■ Activity
Where does the string "Запорізька" occur in the records below? Copy every line that holds it.

■ Data provided
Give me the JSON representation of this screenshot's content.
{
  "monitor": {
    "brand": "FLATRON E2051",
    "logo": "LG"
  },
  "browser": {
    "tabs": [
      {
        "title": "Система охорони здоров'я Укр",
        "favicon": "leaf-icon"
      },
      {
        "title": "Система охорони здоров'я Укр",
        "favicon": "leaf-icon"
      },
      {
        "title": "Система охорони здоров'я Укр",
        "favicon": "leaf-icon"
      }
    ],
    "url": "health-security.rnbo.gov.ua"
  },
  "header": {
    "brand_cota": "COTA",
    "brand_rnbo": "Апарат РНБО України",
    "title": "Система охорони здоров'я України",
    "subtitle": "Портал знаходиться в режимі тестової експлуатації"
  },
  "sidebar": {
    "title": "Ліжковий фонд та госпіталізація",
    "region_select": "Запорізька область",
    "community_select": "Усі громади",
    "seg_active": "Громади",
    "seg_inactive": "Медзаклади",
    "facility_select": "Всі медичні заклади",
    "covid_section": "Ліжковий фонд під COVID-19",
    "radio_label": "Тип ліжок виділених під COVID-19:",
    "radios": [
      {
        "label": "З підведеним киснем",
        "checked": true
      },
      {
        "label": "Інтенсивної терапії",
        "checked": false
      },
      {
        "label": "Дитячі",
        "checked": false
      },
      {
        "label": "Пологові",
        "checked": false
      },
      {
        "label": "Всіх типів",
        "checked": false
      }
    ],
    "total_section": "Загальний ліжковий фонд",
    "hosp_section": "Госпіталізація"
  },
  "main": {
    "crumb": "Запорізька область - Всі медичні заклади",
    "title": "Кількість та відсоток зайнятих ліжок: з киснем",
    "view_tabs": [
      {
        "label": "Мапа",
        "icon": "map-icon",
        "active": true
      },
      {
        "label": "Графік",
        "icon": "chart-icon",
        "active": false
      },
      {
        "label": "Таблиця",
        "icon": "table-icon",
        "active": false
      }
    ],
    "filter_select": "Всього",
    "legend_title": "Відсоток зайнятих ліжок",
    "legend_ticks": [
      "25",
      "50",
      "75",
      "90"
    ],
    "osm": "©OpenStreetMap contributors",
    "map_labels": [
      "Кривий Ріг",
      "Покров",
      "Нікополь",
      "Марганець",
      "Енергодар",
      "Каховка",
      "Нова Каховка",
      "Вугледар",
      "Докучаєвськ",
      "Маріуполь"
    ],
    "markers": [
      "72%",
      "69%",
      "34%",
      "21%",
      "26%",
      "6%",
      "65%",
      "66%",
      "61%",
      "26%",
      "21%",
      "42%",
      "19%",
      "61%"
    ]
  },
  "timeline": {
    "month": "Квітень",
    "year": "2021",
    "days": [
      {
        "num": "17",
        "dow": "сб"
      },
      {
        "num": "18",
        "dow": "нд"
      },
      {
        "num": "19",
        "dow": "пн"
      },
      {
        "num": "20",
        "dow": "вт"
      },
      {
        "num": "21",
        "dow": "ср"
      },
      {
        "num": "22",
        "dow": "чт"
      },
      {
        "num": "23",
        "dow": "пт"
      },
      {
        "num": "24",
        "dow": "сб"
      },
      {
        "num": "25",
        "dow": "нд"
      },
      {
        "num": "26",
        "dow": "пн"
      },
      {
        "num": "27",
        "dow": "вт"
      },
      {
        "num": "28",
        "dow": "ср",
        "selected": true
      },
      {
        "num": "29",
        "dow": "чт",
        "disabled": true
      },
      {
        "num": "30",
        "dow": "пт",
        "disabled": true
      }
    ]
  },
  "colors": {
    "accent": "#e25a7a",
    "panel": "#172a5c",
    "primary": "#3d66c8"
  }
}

■ Solution to the exercise
    "region_select": "Запорізька область",
    "crumb": "Запорізька область - Всі медичні заклади",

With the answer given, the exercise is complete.